═════ Input for this task ═════

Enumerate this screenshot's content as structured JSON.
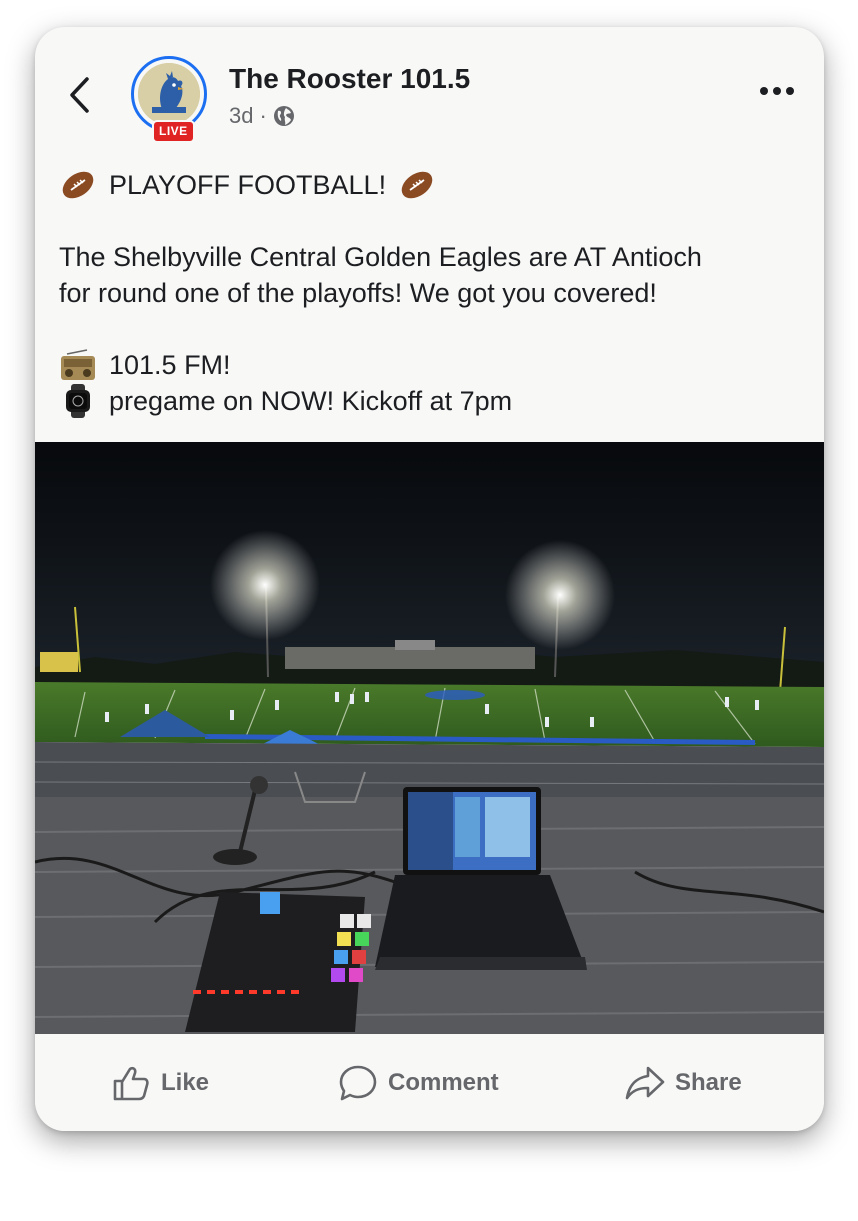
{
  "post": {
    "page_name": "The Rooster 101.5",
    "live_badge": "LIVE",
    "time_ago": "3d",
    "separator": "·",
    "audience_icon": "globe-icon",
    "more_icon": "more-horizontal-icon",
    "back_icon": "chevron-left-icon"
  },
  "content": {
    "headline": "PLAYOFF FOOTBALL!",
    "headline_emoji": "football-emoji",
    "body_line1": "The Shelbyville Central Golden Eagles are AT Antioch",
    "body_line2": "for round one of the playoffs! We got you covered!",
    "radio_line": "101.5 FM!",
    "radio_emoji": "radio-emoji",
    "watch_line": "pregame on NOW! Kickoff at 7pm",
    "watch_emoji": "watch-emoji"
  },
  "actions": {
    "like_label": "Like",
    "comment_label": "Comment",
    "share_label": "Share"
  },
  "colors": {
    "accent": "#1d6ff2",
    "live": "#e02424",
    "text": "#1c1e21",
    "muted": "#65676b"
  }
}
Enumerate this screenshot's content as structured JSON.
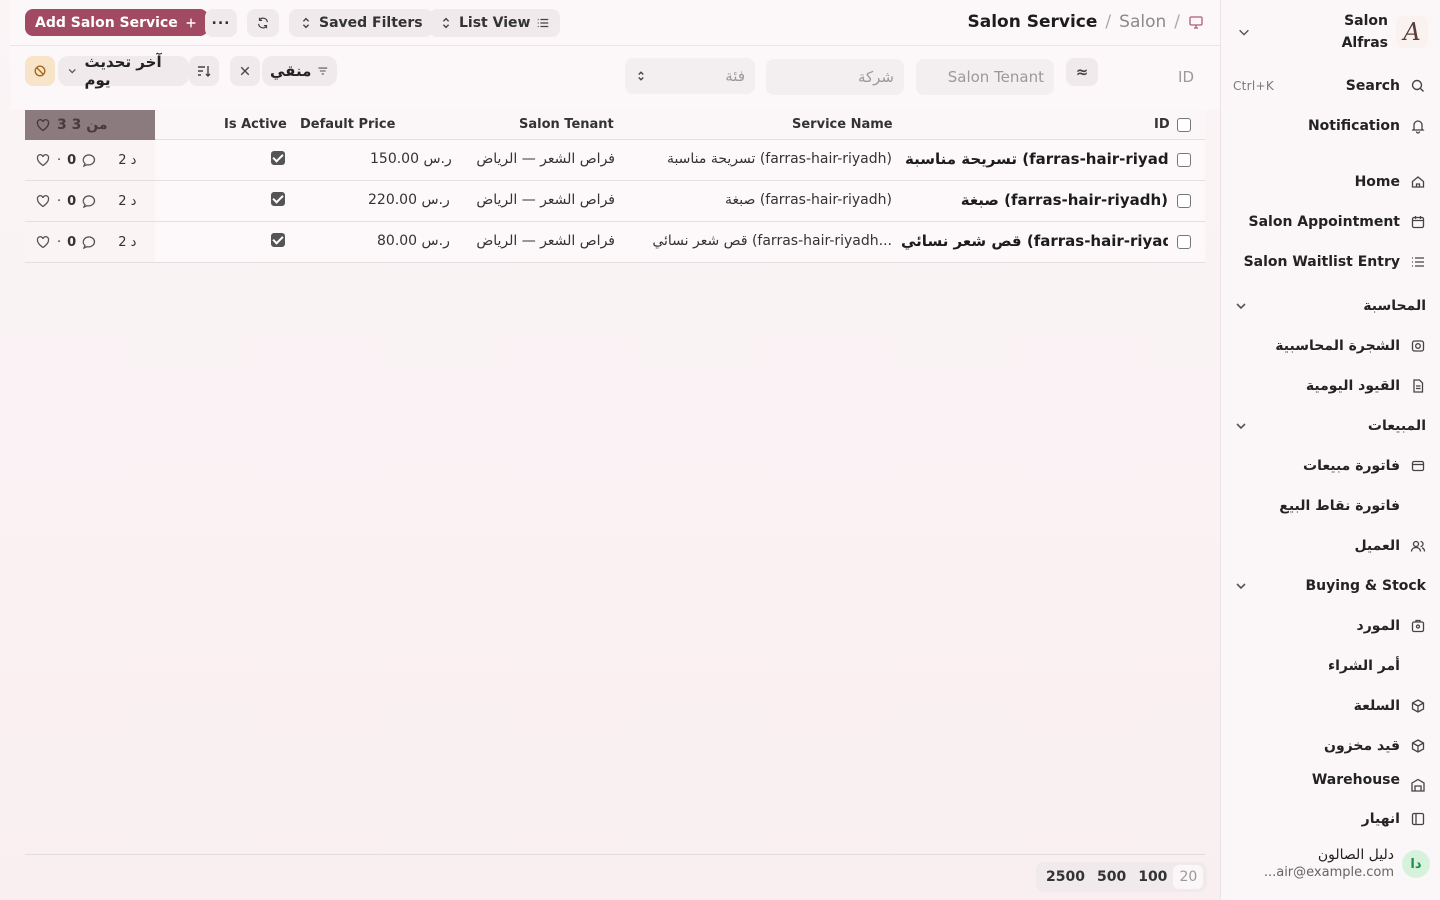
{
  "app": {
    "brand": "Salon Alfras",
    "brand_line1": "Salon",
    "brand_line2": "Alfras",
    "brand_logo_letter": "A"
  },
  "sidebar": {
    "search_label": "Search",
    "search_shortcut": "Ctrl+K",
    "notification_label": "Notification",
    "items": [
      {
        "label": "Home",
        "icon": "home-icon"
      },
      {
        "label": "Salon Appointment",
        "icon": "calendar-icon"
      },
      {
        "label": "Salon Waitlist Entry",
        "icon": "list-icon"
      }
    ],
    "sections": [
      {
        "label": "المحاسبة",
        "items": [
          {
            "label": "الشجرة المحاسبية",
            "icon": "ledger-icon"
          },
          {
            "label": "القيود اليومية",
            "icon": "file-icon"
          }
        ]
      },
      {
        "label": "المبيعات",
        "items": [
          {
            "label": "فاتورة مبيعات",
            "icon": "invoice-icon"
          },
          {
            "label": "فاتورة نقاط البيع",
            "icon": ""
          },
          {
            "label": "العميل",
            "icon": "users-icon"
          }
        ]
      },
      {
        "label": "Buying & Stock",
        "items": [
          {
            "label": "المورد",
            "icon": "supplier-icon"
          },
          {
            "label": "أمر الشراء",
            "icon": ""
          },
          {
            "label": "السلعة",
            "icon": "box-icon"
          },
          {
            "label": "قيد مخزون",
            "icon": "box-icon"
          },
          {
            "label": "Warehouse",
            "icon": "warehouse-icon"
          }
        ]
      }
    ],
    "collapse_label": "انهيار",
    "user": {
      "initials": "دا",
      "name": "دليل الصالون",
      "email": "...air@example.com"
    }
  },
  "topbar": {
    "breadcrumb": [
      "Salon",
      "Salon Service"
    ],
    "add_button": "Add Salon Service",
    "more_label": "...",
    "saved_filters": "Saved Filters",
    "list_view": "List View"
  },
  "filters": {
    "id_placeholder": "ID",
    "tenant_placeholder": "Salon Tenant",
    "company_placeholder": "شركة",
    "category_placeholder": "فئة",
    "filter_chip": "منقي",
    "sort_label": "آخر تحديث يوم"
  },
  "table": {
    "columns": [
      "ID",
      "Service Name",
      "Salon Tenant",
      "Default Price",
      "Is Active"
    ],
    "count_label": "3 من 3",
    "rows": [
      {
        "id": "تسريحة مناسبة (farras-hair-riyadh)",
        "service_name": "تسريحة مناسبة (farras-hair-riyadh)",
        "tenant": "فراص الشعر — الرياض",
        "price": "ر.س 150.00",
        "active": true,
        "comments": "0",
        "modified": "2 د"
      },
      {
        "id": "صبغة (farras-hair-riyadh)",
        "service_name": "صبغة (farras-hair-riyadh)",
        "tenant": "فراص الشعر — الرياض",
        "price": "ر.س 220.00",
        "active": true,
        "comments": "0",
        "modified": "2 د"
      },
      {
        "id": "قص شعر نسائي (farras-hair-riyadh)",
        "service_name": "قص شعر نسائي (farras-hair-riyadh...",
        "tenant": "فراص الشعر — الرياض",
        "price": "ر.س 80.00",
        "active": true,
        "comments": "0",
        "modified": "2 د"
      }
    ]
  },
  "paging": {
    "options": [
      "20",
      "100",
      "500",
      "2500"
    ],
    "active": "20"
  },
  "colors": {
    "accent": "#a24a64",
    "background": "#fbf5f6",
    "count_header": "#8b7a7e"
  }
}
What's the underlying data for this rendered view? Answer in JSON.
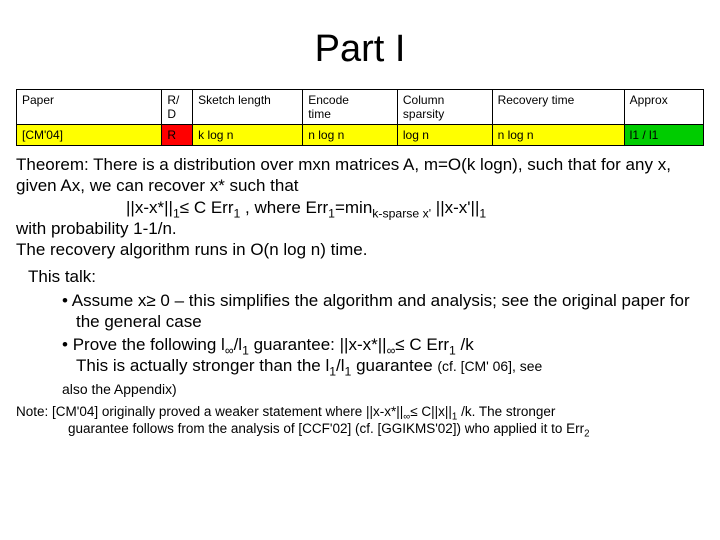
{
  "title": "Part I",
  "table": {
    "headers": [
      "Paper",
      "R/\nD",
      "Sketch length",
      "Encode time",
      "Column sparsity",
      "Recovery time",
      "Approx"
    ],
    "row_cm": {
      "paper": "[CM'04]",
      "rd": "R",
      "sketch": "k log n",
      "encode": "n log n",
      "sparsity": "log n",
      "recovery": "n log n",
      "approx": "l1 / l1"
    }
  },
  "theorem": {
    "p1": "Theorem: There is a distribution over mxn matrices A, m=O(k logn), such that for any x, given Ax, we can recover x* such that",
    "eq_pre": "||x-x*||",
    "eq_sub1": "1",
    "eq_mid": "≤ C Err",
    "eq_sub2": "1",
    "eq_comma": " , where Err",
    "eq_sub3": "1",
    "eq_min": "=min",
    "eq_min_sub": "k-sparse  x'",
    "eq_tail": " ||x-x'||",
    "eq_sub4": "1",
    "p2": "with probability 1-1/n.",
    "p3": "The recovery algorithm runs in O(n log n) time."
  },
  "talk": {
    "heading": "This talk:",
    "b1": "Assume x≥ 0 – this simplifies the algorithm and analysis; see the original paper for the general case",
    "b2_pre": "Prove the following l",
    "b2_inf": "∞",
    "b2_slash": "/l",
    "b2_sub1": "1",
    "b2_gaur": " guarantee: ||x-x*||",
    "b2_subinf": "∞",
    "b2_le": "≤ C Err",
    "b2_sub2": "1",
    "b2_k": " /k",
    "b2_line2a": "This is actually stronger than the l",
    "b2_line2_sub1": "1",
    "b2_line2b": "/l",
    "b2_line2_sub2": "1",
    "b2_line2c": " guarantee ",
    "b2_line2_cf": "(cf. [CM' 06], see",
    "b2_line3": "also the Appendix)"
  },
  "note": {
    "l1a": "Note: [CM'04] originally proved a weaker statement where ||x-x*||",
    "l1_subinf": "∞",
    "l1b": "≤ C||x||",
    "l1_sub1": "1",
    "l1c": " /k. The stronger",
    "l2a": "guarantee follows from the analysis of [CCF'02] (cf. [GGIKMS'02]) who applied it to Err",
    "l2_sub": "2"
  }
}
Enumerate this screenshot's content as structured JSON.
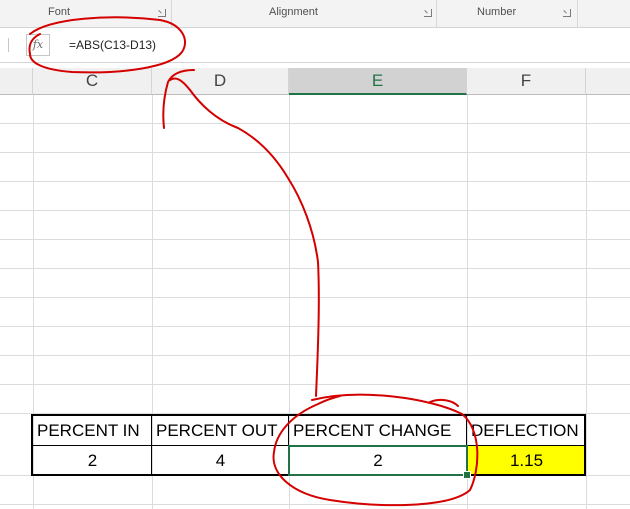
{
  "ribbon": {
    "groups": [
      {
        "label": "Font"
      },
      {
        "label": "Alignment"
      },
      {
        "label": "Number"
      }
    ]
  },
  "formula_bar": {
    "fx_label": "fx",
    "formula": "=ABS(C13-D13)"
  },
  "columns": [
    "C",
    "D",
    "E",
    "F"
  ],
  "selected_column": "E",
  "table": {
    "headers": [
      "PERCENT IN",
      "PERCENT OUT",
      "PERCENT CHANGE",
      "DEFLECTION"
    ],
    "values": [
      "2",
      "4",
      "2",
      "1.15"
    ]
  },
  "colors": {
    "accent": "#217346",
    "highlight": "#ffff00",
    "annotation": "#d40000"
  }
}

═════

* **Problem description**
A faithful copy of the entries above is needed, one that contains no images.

* **Your solution**
Enumerate this screenshot's content as structured JSON.
{
  "post": {
    "page_name": "The Rooster 101.5",
    "live_badge": "LIVE",
    "time_ago": "3d",
    "separator": "·",
    "audience_icon": "globe-icon",
    "more_icon": "more-horizontal-icon",
    "back_icon": "chevron-left-icon"
  },
  "content": {
    "headline": "PLAYOFF FOOTBALL!",
    "headline_emoji": "football-emoji",
    "body_line1": "The Shelbyville Central Golden Eagles are AT Antioch",
    "body_line2": "for round one of the playoffs! We got you covered!",
    "radio_line": "101.5 FM!",
    "radio_emoji": "radio-emoji",
    "watch_line": "pregame on NOW! Kickoff at 7pm",
    "watch_emoji": "watch-emoji"
  },
  "actions": {
    "like_label": "Like",
    "comment_label": "Comment",
    "share_label": "Share"
  },
  "colors": {
    "accent": "#1d6ff2",
    "live": "#e02424",
    "text": "#1c1e21",
    "muted": "#65676b"
  }
}
Enumerate this screenshot's content as structured JSON.
{
  "app": {
    "brand": "Salon Alfras",
    "brand_line1": "Salon",
    "brand_line2": "Alfras",
    "brand_logo_letter": "A"
  },
  "sidebar": {
    "search_label": "Search",
    "search_shortcut": "Ctrl+K",
    "notification_label": "Notification",
    "items": [
      {
        "label": "Home",
        "icon": "home-icon"
      },
      {
        "label": "Salon Appointment",
        "icon": "calendar-icon"
      },
      {
        "label": "Salon Waitlist Entry",
        "icon": "list-icon"
      }
    ],
    "sections": [
      {
        "label": "المحاسبة",
        "items": [
          {
            "label": "الشجرة المحاسبية",
            "icon": "ledger-icon"
          },
          {
            "label": "القيود اليومية",
            "icon": "file-icon"
          }
        ]
      },
      {
        "label": "المبيعات",
        "items": [
          {
            "label": "فاتورة مبيعات",
            "icon": "invoice-icon"
          },
          {
            "label": "فاتورة نقاط البيع",
            "icon": ""
          },
          {
            "label": "العميل",
            "icon": "users-icon"
          }
        ]
      },
      {
        "label": "Buying & Stock",
        "items": [
          {
            "label": "المورد",
            "icon": "supplier-icon"
          },
          {
            "label": "أمر الشراء",
            "icon": ""
          },
          {
            "label": "السلعة",
            "icon": "box-icon"
          },
          {
            "label": "قيد مخزون",
            "icon": "box-icon"
          },
          {
            "label": "Warehouse",
            "icon": "warehouse-icon"
          }
        ]
      }
    ],
    "collapse_label": "انهيار",
    "user": {
      "initials": "دا",
      "name": "دليل الصالون",
      "email": "...air@example.com"
    }
  },
  "topbar": {
    "breadcrumb": [
      "Salon",
      "Salon Service"
    ],
    "add_button": "Add Salon Service",
    "more_label": "...",
    "saved_filters": "Saved Filters",
    "list_view": "List View"
  },
  "filters": {
    "id_placeholder": "ID",
    "tenant_placeholder": "Salon Tenant",
    "company_placeholder": "شركة",
    "category_placeholder": "فئة",
    "filter_chip": "منقي",
    "sort_label": "آخر تحديث يوم"
  },
  "table": {
    "columns": [
      "ID",
      "Service Name",
      "Salon Tenant",
      "Default Price",
      "Is Active"
    ],
    "count_label": "3 من 3",
    "rows": [
      {
        "id": "تسريحة مناسبة (farras-hair-riyadh)",
        "service_name": "تسريحة مناسبة (farras-hair-riyadh)",
        "tenant": "فراص الشعر — الرياض",
        "price": "ر.س 150.00",
        "active": true,
        "comments": "0",
        "modified": "2 د"
      },
      {
        "id": "صبغة (farras-hair-riyadh)",
        "service_name": "صبغة (farras-hair-riyadh)",
        "tenant": "فراص الشعر — الرياض",
        "price": "ر.س 220.00",
        "active": true,
        "comments": "0",
        "modified": "2 د"
      },
      {
        "id": "قص شعر نسائي (farras-hair-riyadh)",
        "service_name": "قص شعر نسائي (farras-hair-riyadh...",
        "tenant": "فراص الشعر — الرياض",
        "price": "ر.س 80.00",
        "active": true,
        "comments": "0",
        "modified": "2 د"
      }
    ]
  },
  "paging": {
    "options": [
      "20",
      "100",
      "500",
      "2500"
    ],
    "active": "20"
  },
  "colors": {
    "accent": "#a24a64",
    "background": "#fbf5f6",
    "count_header": "#8b7a7e"
  }
}
What's the underlying data for this rendered view? Answer in JSON.
{
  "title": "Part I",
  "table": {
    "headers": [
      "Paper",
      "R/\nD",
      "Sketch length",
      "Encode time",
      "Column sparsity",
      "Recovery time",
      "Approx"
    ],
    "row_cm": {
      "paper": "[CM'04]",
      "rd": "R",
      "sketch": "k log n",
      "encode": "n log n",
      "sparsity": "log n",
      "recovery": "n log n",
      "approx": "l1 / l1"
    }
  },
  "theorem": {
    "p1": "Theorem: There is a distribution over mxn matrices A, m=O(k logn), such that for any x, given Ax, we can recover x* such that",
    "eq_pre": "||x-x*||",
    "eq_sub1": "1",
    "eq_mid": "≤ C Err",
    "eq_sub2": "1",
    "eq_comma": " , where Err",
    "eq_sub3": "1",
    "eq_min": "=min",
    "eq_min_sub": "k-sparse  x'",
    "eq_tail": " ||x-x'||",
    "eq_sub4": "1",
    "p2": "with probability 1-1/n.",
    "p3": "The recovery algorithm runs in O(n log n) time."
  },
  "talk": {
    "heading": "This talk:",
    "b1": "Assume x≥ 0 – this simplifies the algorithm and analysis; see the original paper for the general case",
    "b2_pre": "Prove the following l",
    "b2_inf": "∞",
    "b2_slash": "/l",
    "b2_sub1": "1",
    "b2_gaur": " guarantee: ||x-x*||",
    "b2_subinf": "∞",
    "b2_le": "≤ C Err",
    "b2_sub2": "1",
    "b2_k": " /k",
    "b2_line2a": "This is actually stronger than the l",
    "b2_line2_sub1": "1",
    "b2_line2b": "/l",
    "b2_line2_sub2": "1",
    "b2_line2c": " guarantee ",
    "b2_line2_cf": "(cf. [CM' 06], see",
    "b2_line3": "also the Appendix)"
  },
  "note": {
    "l1a": "Note: [CM'04] originally proved a weaker statement where ||x-x*||",
    "l1_subinf": "∞",
    "l1b": "≤ C||x||",
    "l1_sub1": "1",
    "l1c": " /k. The stronger",
    "l2a": "guarantee follows from the analysis of [CCF'02] (cf. [GGIKMS'02]) who applied it to Err",
    "l2_sub": "2"
  }
}
Enumerate this screenshot's content as structured JSON.
{
  "ribbon": {
    "groups": [
      {
        "label": "Font"
      },
      {
        "label": "Alignment"
      },
      {
        "label": "Number"
      }
    ]
  },
  "formula_bar": {
    "fx_label": "fx",
    "formula": "=ABS(C13-D13)"
  },
  "columns": [
    "C",
    "D",
    "E",
    "F"
  ],
  "selected_column": "E",
  "table": {
    "headers": [
      "PERCENT IN",
      "PERCENT OUT",
      "PERCENT CHANGE",
      "DEFLECTION"
    ],
    "values": [
      "2",
      "4",
      "2",
      "1.15"
    ]
  },
  "colors": {
    "accent": "#217346",
    "highlight": "#ffff00",
    "annotation": "#d40000"
  }
}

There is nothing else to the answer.